Maybe you’re celebrating an anniversary, or maybe you need to make up for forgetting one. There’s one gesture bigger than the rest: Blue Hill at Stone Barns. Everyone here plans way ahead to get a reservation, spends a lot of money (dinner is $278 and the wine pairing is $178), and dresses up for the occasion. The food - more than 20 courses of things like dry aged carrot steak - is phenomenal, and the overall experience is even better. From walking around the grounds and talking with the grill master while he prepares your steak, to eating a course in the private wine cellar, to drinking out of glasses made from the bones of animals from the farm - this is one of the most memorable dining experiences you can have.

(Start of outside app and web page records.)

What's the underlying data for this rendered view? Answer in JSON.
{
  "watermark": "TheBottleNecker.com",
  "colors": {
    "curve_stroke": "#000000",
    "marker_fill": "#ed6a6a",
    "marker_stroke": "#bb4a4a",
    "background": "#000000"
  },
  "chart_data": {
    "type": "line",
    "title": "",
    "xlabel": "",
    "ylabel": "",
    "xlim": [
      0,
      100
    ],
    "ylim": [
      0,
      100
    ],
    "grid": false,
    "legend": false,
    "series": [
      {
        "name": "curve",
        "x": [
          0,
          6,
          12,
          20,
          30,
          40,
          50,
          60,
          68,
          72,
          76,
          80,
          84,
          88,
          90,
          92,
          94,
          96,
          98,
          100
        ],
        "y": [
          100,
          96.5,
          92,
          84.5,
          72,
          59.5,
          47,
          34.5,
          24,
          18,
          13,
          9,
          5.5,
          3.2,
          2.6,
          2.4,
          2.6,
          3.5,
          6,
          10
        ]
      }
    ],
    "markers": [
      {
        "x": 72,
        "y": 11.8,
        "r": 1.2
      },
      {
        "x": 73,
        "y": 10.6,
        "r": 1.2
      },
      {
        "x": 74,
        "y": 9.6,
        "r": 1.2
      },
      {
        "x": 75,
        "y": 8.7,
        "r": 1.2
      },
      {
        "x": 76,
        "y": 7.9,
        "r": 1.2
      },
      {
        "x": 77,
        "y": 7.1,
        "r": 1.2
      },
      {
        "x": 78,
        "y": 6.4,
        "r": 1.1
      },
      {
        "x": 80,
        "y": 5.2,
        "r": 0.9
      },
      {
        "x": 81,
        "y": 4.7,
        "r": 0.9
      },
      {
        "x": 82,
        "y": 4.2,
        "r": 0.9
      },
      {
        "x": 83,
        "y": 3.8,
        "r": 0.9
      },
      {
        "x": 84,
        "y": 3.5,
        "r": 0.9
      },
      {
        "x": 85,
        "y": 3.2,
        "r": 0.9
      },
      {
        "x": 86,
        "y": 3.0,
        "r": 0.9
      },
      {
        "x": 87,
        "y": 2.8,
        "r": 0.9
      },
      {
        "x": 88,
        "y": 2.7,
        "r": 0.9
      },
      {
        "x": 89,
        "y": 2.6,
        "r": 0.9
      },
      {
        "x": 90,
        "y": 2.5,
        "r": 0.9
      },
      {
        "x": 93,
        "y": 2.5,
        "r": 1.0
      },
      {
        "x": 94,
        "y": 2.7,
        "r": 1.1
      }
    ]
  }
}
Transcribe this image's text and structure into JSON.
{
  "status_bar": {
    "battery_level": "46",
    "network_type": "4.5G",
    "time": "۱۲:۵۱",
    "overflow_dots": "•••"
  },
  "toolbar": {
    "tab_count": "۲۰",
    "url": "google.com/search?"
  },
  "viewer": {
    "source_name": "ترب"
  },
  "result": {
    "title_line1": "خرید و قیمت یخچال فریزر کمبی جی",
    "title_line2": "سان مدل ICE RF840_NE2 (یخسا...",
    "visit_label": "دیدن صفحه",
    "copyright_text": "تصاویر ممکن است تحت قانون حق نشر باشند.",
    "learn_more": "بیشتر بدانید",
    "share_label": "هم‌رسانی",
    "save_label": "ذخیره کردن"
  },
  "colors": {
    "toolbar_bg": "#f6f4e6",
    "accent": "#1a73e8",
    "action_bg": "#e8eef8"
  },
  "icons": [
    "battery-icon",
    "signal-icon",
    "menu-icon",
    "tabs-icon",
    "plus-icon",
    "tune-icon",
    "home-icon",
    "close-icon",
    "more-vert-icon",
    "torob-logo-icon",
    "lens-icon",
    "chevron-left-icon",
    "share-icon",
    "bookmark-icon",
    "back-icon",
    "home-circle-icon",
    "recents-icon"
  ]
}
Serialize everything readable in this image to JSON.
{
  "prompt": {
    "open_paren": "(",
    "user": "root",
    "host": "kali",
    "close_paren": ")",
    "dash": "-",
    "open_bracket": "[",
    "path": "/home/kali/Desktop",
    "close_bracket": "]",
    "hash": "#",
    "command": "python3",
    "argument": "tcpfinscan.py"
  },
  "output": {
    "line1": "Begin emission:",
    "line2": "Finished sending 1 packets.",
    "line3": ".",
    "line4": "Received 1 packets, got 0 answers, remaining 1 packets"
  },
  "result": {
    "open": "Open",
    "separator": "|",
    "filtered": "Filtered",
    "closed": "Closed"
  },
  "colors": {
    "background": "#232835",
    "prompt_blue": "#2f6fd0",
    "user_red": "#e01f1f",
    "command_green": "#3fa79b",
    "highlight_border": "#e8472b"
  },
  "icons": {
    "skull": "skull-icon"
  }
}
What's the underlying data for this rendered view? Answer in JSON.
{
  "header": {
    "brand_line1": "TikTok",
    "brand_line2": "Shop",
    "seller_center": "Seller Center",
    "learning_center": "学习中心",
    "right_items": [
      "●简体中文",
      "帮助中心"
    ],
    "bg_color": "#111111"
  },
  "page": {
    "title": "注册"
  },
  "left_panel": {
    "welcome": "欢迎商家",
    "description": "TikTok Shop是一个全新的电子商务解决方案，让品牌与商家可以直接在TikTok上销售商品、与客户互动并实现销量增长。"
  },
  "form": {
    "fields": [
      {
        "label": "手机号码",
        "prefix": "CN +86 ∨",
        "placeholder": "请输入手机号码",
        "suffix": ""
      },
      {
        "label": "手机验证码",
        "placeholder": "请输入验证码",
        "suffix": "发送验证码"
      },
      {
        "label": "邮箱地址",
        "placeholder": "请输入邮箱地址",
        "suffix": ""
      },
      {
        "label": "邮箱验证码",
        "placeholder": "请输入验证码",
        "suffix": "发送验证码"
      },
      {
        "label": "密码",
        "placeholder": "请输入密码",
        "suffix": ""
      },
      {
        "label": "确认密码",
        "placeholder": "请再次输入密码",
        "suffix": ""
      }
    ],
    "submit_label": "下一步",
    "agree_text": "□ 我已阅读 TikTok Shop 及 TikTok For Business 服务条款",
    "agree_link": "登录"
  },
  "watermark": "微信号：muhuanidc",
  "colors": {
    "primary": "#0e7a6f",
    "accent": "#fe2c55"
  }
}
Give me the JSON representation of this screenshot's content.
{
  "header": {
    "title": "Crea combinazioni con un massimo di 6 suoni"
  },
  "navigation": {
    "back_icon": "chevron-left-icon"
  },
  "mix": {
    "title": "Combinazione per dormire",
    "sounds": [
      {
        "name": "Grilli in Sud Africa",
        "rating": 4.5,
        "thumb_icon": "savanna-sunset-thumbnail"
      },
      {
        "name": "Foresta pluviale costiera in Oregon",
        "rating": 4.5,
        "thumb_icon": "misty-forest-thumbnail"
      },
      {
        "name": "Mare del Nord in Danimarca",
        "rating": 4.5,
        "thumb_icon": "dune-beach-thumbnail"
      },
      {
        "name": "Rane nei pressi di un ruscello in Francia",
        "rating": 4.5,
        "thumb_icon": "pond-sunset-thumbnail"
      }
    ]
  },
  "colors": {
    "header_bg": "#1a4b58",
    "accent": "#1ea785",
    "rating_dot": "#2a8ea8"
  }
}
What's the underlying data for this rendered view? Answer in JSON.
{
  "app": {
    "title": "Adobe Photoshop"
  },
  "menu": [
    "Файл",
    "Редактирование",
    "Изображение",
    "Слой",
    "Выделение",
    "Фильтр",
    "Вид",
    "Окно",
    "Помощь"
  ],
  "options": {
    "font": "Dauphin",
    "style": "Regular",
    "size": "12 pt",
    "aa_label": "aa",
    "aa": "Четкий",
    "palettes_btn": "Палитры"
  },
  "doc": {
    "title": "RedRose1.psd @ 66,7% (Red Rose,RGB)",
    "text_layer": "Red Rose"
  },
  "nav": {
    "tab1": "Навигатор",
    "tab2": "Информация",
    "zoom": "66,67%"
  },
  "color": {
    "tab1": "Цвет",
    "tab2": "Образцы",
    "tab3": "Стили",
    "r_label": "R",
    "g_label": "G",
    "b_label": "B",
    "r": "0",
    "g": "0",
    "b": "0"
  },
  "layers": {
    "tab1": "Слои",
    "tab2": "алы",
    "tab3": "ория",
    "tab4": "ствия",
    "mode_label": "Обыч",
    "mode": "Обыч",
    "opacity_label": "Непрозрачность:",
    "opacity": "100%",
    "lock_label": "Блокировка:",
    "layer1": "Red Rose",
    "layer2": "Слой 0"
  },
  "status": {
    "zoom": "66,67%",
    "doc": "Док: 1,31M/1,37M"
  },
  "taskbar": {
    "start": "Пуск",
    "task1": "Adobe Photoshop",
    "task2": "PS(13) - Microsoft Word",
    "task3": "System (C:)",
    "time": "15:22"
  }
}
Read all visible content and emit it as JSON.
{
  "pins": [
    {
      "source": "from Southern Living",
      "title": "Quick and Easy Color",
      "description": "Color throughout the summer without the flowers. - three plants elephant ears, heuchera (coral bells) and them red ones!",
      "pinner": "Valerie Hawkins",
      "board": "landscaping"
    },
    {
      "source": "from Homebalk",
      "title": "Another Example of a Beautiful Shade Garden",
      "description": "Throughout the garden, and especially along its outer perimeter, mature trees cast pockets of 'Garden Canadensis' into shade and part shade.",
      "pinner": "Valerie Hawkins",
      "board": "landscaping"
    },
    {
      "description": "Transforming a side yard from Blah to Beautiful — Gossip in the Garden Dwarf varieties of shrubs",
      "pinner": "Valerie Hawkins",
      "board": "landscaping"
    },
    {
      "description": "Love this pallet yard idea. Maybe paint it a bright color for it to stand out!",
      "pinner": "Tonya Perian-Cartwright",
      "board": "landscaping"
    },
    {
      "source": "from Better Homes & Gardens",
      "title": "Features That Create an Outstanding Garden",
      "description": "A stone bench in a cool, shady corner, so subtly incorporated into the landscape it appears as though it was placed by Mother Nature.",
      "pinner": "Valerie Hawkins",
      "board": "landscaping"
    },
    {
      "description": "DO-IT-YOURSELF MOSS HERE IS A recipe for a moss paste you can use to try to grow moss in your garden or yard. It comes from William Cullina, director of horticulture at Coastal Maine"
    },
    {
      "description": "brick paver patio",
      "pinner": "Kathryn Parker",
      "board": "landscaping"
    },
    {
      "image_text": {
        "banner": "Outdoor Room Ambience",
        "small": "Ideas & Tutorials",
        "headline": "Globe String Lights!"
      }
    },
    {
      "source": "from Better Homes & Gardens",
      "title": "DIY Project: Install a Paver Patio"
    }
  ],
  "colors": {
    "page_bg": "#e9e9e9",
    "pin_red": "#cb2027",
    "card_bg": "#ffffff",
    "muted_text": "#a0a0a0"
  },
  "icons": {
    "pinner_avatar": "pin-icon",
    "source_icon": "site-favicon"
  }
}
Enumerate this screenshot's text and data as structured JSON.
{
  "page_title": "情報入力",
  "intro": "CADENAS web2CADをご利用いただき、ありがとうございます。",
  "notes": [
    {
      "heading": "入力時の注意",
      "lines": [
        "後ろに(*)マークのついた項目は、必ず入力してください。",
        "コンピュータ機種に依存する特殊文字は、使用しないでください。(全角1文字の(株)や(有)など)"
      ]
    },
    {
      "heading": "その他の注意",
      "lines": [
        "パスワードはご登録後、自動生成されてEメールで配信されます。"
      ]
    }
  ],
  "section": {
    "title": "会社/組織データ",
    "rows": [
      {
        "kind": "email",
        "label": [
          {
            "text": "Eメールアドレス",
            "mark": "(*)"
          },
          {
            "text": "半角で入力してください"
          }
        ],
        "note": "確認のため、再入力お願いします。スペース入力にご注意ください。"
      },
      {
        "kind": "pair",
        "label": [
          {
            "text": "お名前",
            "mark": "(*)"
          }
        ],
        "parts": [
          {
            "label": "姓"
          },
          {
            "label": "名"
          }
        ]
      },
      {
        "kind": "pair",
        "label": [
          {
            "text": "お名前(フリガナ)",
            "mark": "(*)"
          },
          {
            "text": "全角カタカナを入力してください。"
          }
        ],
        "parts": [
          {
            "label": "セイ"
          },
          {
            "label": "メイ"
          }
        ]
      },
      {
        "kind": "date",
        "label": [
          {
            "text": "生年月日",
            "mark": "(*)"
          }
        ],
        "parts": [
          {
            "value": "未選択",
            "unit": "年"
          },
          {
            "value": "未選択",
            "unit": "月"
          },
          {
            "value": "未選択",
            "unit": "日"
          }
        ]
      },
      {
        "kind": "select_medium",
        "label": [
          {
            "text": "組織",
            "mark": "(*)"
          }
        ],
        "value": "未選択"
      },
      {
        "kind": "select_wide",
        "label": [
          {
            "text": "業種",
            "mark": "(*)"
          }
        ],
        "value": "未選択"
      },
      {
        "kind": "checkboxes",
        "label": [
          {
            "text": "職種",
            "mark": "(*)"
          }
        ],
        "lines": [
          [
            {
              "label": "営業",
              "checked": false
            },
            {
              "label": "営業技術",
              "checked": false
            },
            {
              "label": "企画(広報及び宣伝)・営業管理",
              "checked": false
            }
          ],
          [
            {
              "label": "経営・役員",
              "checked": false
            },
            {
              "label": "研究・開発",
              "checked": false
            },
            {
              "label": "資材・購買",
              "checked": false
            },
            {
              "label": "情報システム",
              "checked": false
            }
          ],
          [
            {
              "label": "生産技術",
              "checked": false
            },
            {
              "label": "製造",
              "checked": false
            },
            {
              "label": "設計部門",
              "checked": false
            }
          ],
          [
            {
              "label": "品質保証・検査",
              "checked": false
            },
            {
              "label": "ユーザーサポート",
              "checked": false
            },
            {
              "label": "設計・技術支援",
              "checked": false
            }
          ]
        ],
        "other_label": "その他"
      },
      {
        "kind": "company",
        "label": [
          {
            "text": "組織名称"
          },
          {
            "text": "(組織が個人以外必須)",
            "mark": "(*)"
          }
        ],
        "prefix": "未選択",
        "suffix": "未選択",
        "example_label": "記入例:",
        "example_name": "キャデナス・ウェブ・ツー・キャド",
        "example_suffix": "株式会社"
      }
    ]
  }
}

Chef’s Table at Brooklyn Fare actually does have a dress code, and they’re so serious about it that if you show up without a jacket, they’ll give you a loaner to wear during your three-hour meal. Whether you’re wearing your own jacket or theirs, you’ll eat 15 phenomenal, seafood-focused courses, like a bowl of king crab topped with a ton of Kaluga caviar. It’s some of the best food in New York, and it’s also some of the most expensive (the tasting menu costs about $360), so you’re likely to spot some decked-out tourists and New Yorkers with something to celebrate at the 20-seat chef’s counter as well.
If your birthday just so happens to fall on a weekday this year, and you don’t want to repeat, “Thanks, but it’s actually on Tuesday,” to 40 different people on Saturday night, celebrate at Tao on the day itself. This Asian fusion club-restaurant in Chelsea, which actually serves enjoyable (though very expensive food), feels like a party every night. Whether you come on a Wednesday, Friday, or any other day, the massive space will be filled with bachelorettes, tourists, and group business dinners. Assuming you made the wise move of calling out of work tomorrow, then head to the nightclub in the back after dinner.
Blanca is in what looks like a converted garage behind Roberta’s in Bushwick, and while that may sound like the perfect setting for an autobody shop, it’s actually a 12-seat tasting menu restaurant where you could celebrate an anniversary or divorce. Even though this place is pricey and celebratory, there's nothing stuffy about it. Casual servers work the room while DJ’ing the record player in the corner. And every seat overlooks the open kitchen, where chefs prepare 19 courses of things like creamy noodles with uni and an inflated ball of bread made with Roberta’s pizza dough.